The consultant then started to discuss these two issues. The first reply he heard in response to his comments was, “Mr. Doe plans everything in his head and does not need these sophisticated tools.” Mr. Doe was the plant manager. He did not have a planner for the shop despite the fact that they employed more than 400 workers. Indeed, Mr. Doe was a very smart person and he did form a good plan, in his head, for the first unit. Evidently, his planning method was not scaling to work for the 100-unit project.

 

The consultant suggested incorporating resources into the schedule and considering other projects which share those resources. After simple analysis of resource constraints, the conclusion was that the vendor would be able to finish the 100-unit project in three years rather than one year. Everybody except the project manager jumped on the consultant saying that he was missing many facts although he has not started the analysis yet. They told him that the vendor will move more resources to finish this project on time giving it a very high priority.
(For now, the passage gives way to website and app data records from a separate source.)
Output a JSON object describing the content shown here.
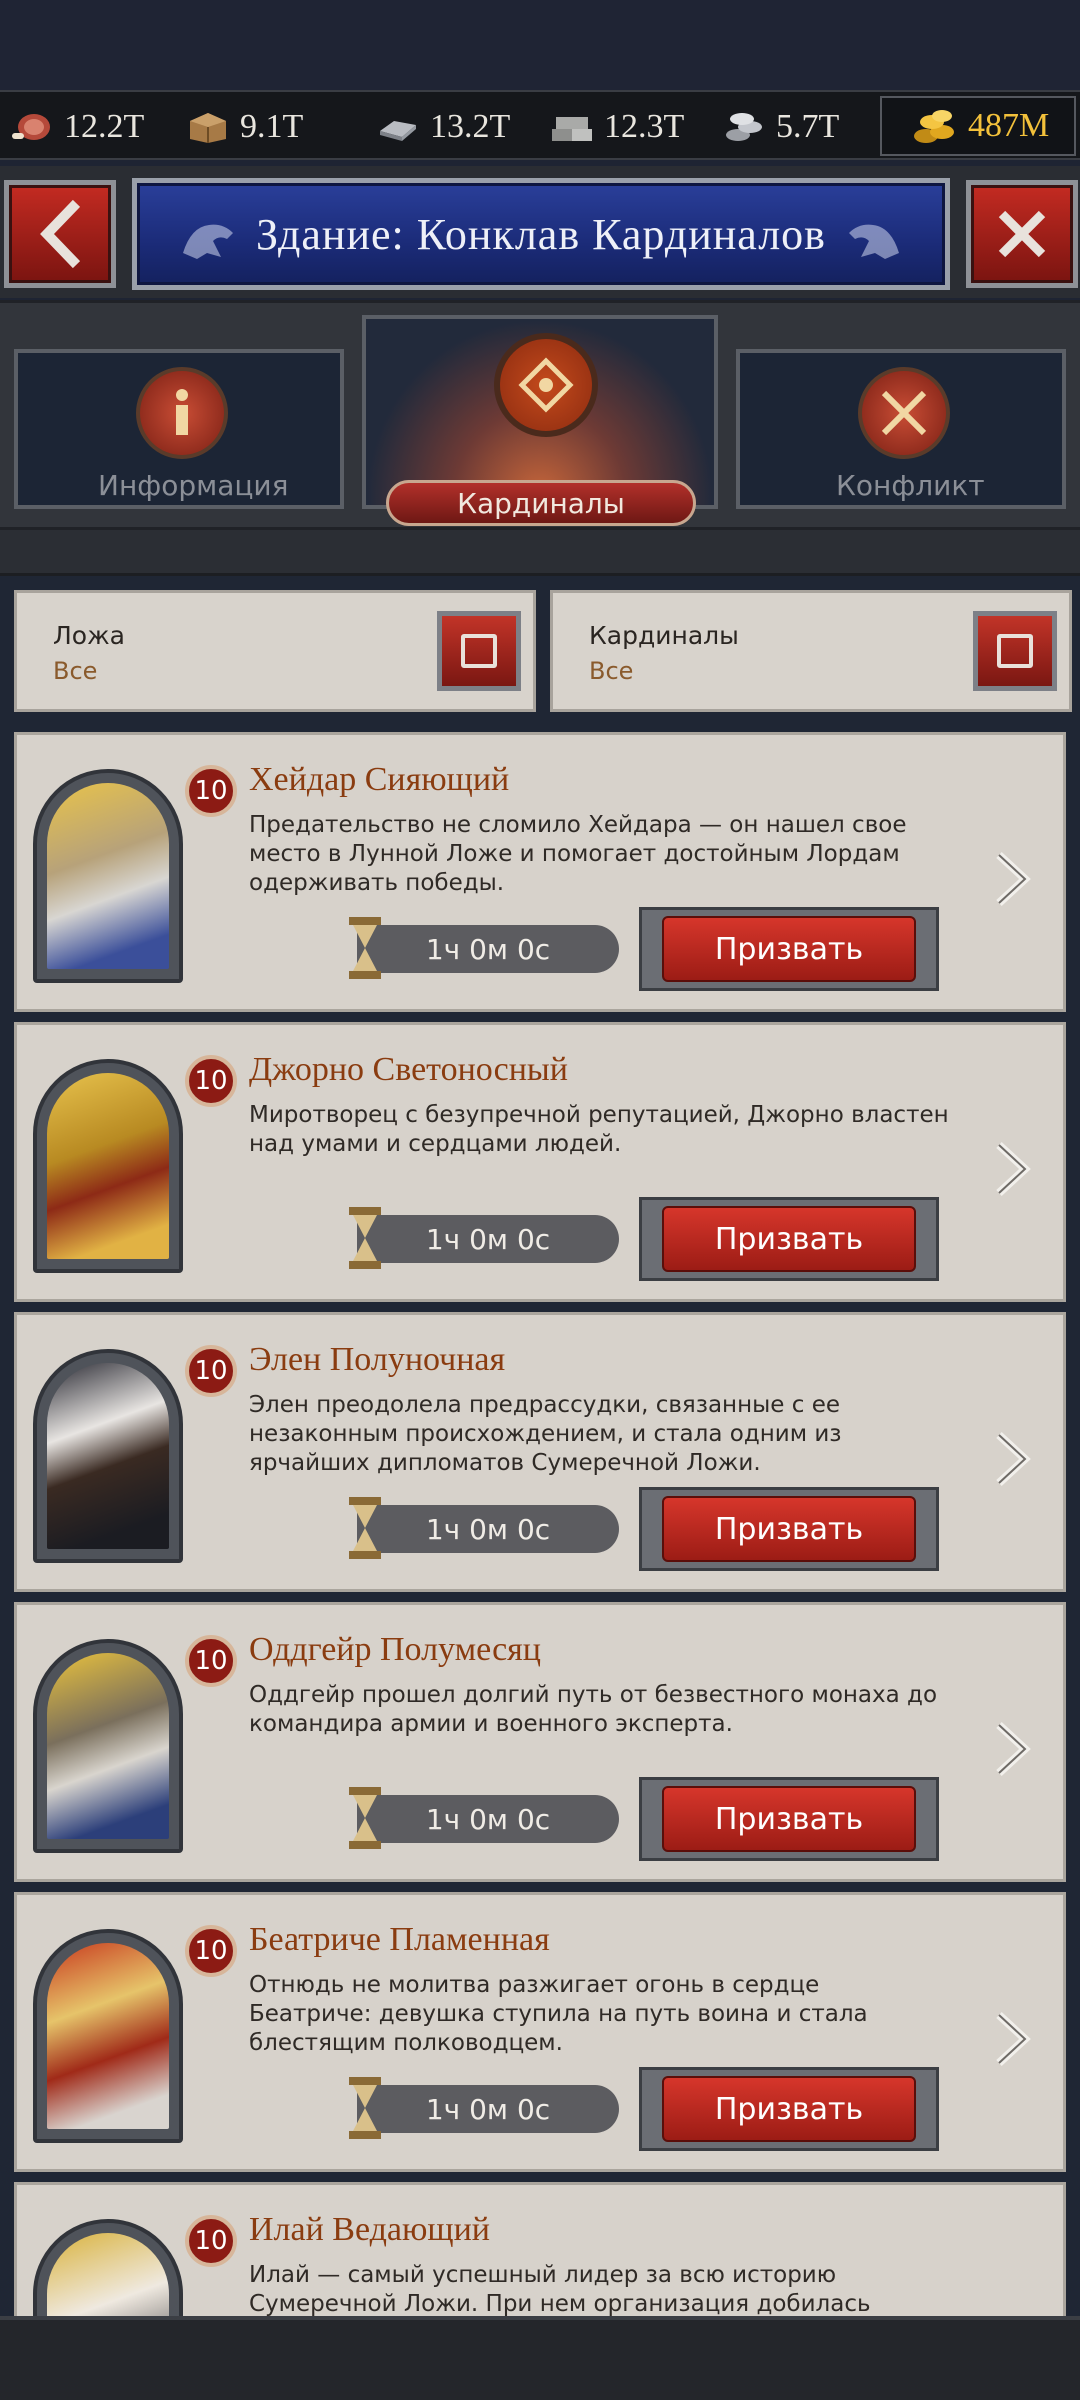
{
  "resources": [
    {
      "icon": "meat-icon",
      "value": "12.2T"
    },
    {
      "icon": "wood-icon",
      "value": "9.1T"
    },
    {
      "icon": "iron-icon",
      "value": "13.2T"
    },
    {
      "icon": "stone-icon",
      "value": "12.3T"
    },
    {
      "icon": "silver-icon",
      "value": "5.7T"
    }
  ],
  "gold": {
    "icon": "gold-coins-icon",
    "value": "487M"
  },
  "header": {
    "title": "Здание: Конклав Кардиналов"
  },
  "tabs": [
    {
      "label": "Информация",
      "icon": "info-icon"
    },
    {
      "label": "Кардиналы",
      "icon": "cardinal-seal-icon",
      "active": true
    },
    {
      "label": "Конфликт",
      "icon": "crossed-swords-icon"
    }
  ],
  "filters": [
    {
      "label": "Ложа",
      "value": "Все"
    },
    {
      "label": "Кардиналы",
      "value": "Все"
    }
  ],
  "cardinals": [
    {
      "level": "10",
      "name": "Хейдар Сияющий",
      "description": "Предательство не сломило Хейдара — он нашел свое место в Лунной Ложе и помогает достойным Лордам одерживать победы.",
      "timer": "1ч 0м 0с",
      "button": "Призвать"
    },
    {
      "level": "10",
      "name": "Джорно Светоносный",
      "description": "Миротворец с безупречной репутацией, Джорно властен над умами и сердцами людей.",
      "timer": "1ч 0м 0с",
      "button": "Призвать"
    },
    {
      "level": "10",
      "name": "Элен Полуночная",
      "description": "Элен преодолела предрассудки, связанные с ее незаконным происхождением, и стала одним из ярчайших дипломатов Сумеречной Ложи.",
      "timer": "1ч 0м 0с",
      "button": "Призвать"
    },
    {
      "level": "10",
      "name": "Оддгейр Полумесяц",
      "description": "Оддгейр прошел долгий путь от безвестного монаха до командира армии и военного эксперта.",
      "timer": "1ч 0м 0с",
      "button": "Призвать"
    },
    {
      "level": "10",
      "name": "Беатриче Пламенная",
      "description": "Отнюдь не молитва разжигает огонь в сердце Беатриче: девушка ступила на путь воина и стала блестящим полководцем.",
      "timer": "1ч 0м 0с",
      "button": "Призвать"
    },
    {
      "level": "10",
      "name": "Илай Ведающий",
      "description": "Илай — самый успешный лидер за всю историю Сумеречной Ложи. При нем организация добилась наибольшего влияния",
      "timer": "",
      "button": ""
    }
  ]
}
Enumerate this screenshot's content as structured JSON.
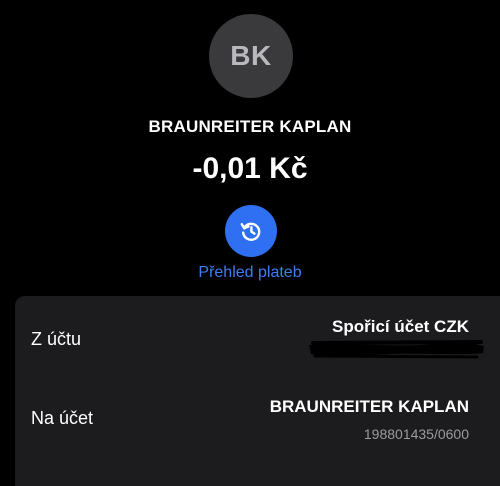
{
  "avatar": {
    "initials": "BK"
  },
  "payee": {
    "name": "BRAUNREITER KAPLAN"
  },
  "amount": "-0,01 Kč",
  "history": {
    "label": "Přehled plateb",
    "icon": "history-icon"
  },
  "details": {
    "from": {
      "label": "Z účtu",
      "value": "Spořicí účet CZK"
    },
    "to": {
      "label": "Na účet",
      "value": "BRAUNREITER KAPLAN",
      "account": "198801435/0600"
    }
  },
  "colors": {
    "background": "#000000",
    "card": "#1c1c1e",
    "accent": "#2f6ff2",
    "link": "#3d7ef7",
    "muted": "#9b9ba0"
  }
}
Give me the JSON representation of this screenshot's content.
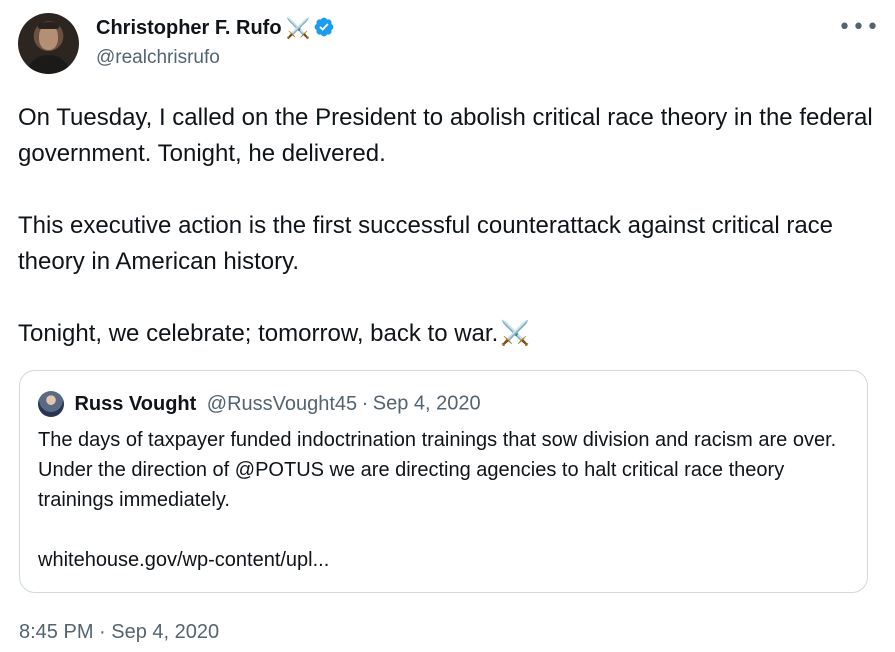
{
  "author": {
    "display_name": "Christopher F. Rufo",
    "name_emoji": "⚔️",
    "handle": "@realchrisrufo",
    "verified": true
  },
  "more_label": "•••",
  "tweet": {
    "para1": "On Tuesday, I called on the President to abolish critical race theory in the federal government. Tonight, he delivered.",
    "para2": "This executive action is the first successful counterattack against critical race theory in American history.",
    "para3": "Tonight, we celebrate; tomorrow, back to war.",
    "para3_emoji": "⚔️"
  },
  "quote": {
    "name": "Russ Vought",
    "handle": "@RussVought45",
    "separator": "·",
    "date": "Sep 4, 2020",
    "text": "The days of taxpayer funded indoctrination trainings that sow division and racism are over. Under the direction of @POTUS we are directing agencies to halt critical race theory trainings immediately.",
    "link": "whitehouse.gov/wp-content/upl..."
  },
  "timestamp": "8:45 PM · Sep 4, 2020",
  "colors": {
    "text": "#0f1419",
    "secondary": "#536471",
    "border": "#cfd9de",
    "verified": "#1d9bf0"
  }
}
They forgot that if that happens, it will delay other projects that they themselves contracted with the vendor.

 

After numerous calls they reached the conclusion that the vendor would take it upon themselves to hire more workers to finish the project on time. Doing the resourcing math, they also calculated that one unit required 30 workers for 7 months to complete. That meant that the vender needed to hire an additional 1750 workers to complete all the projects that were being proposed. This introduced new constraints: such as the available space of the plant. Will it fit 1750 people? Not a chance. Even if they were to divide out the work effort into 3 shifts, there were still space constraints for the 580 people in each of the shifts. The other constraint they faced was the fact that the plant was located in a very small town – how would the vendor locate the 1750 workers required? And then lay them off after a year?

 

Had the vendor employed a reasonable amount of enterprise scheduling and resource planning, they would’ve answered the consultant’s two questions even before he came on board with the project team. Additionally, if the vendor had made a very simple project portfolio analysis, they wouldn’t have claimed that they could hire 1750 employees for a year.

 

Still, the project looked appealing and the end result, if it was done well, would be very good income for the vendor, so they continued forward with their plan. They didn’t consider the fact that if the project duration was stretched from one year to three years, both the selling organization and the vendor will be in big trouble. The project manager was sensitive to note these potential challenges and took it upon himself to assemble a team to study the situation carefully. After a thorough examination, his entire team was convinced that the project could not be done through this vendor in just one year, so the project manager started to put together other options and scenarios.

 

This was a very unique situation for the selling organization as well as for the vendor. Project manufacturing was built up to produce one unique product at a time. Mass production, however, meant producing similar units of the same product thousands of times.  In this particular case, the customer asked for 100 units of the same product; which  made this scenario something between project manufacturing and make-to-order production. This was actually the primary reason that made the team members confused on how to schedule this kind of unique project: a project that somehow violates the definition of a project.

 

If both the performing organization and its vendors were to employ project scheduling and controls, the situation would have been clarified and much easier. An enterprise project controls system makes it easy to manage shared resources, and provides more communication and visibility. With these additions facilitated, managing projects is made easier and needs less effort.